***** EXCERPTED DATA

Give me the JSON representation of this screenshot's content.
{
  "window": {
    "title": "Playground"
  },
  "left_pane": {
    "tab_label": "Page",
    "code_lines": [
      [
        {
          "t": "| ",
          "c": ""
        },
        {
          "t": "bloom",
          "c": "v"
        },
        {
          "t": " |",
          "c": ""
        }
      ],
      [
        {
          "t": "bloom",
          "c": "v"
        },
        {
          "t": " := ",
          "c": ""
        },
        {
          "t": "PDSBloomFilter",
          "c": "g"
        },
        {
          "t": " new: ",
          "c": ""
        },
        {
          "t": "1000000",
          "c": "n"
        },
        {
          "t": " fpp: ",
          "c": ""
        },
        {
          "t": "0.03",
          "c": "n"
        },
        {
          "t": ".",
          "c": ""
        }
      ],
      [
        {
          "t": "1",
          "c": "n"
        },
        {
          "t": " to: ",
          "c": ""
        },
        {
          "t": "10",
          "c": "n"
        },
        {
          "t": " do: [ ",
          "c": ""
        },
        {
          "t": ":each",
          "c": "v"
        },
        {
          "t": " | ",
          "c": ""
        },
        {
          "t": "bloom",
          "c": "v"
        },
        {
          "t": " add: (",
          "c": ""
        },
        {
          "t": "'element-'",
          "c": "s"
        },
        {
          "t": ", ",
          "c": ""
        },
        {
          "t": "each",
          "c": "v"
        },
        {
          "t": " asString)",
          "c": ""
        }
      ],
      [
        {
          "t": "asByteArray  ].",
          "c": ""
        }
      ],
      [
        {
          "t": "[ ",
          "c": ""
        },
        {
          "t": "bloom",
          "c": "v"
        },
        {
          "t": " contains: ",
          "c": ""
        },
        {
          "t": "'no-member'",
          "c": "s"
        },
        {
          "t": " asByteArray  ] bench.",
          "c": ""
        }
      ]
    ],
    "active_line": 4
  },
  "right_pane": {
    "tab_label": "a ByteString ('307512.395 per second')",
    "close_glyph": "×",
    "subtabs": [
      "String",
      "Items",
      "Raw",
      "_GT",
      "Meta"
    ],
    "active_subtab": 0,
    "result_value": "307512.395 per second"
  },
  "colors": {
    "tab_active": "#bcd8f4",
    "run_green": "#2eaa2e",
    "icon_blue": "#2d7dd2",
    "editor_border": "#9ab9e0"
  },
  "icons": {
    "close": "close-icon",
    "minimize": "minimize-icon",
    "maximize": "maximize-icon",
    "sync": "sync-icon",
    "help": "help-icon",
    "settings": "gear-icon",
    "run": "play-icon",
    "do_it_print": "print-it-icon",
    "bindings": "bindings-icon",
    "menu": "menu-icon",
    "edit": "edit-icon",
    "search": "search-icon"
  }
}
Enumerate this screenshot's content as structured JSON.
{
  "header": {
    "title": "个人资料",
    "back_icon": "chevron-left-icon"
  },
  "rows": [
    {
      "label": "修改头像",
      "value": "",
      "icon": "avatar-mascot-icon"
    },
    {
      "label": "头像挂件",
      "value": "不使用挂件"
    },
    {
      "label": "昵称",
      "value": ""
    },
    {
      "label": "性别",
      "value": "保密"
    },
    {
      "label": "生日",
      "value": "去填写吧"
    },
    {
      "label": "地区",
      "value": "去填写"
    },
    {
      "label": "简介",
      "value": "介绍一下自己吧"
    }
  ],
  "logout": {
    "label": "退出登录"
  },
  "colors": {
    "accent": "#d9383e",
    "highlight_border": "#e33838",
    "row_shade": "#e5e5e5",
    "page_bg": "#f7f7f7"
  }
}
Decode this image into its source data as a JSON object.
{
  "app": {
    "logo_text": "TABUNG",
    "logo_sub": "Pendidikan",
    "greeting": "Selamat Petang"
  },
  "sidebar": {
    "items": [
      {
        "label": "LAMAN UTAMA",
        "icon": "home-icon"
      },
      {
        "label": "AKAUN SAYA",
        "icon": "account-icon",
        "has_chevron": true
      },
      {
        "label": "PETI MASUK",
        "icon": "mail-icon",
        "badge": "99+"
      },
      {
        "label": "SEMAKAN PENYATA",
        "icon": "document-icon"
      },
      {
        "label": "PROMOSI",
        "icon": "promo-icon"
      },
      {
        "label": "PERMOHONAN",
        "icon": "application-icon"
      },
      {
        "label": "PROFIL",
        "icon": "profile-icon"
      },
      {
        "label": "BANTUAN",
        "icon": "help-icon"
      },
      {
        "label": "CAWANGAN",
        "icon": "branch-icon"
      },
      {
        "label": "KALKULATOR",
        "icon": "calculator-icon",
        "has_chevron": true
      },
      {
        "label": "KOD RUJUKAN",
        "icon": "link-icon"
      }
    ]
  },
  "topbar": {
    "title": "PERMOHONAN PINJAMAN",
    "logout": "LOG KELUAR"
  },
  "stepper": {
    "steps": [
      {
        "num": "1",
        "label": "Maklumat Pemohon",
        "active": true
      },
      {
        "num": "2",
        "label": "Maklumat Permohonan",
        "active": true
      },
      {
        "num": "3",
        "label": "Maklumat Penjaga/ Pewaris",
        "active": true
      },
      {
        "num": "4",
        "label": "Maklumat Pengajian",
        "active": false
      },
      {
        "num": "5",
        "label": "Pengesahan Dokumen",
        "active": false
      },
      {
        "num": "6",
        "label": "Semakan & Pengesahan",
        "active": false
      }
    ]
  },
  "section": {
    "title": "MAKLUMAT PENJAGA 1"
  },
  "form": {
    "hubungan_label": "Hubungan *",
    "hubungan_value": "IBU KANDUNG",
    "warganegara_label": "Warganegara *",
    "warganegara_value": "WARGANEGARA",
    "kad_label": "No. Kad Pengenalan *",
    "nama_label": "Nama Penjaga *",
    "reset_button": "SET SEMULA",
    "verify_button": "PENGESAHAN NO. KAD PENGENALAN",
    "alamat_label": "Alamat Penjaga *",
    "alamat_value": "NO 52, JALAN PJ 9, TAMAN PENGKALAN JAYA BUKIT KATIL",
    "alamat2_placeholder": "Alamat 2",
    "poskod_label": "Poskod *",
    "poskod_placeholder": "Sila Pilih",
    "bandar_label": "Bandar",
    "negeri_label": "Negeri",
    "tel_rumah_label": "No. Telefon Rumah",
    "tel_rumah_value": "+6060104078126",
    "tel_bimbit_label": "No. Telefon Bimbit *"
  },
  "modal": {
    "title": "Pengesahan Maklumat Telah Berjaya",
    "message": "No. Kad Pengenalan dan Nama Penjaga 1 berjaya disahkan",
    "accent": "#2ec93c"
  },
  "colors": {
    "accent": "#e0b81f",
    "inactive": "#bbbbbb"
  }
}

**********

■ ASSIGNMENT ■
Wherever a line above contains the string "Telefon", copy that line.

■ OUTPUT BELOW ■
    "tel_rumah_label": "No. Telefon Rumah",
    "tel_bimbit_label": "No. Telefon Bimbit *"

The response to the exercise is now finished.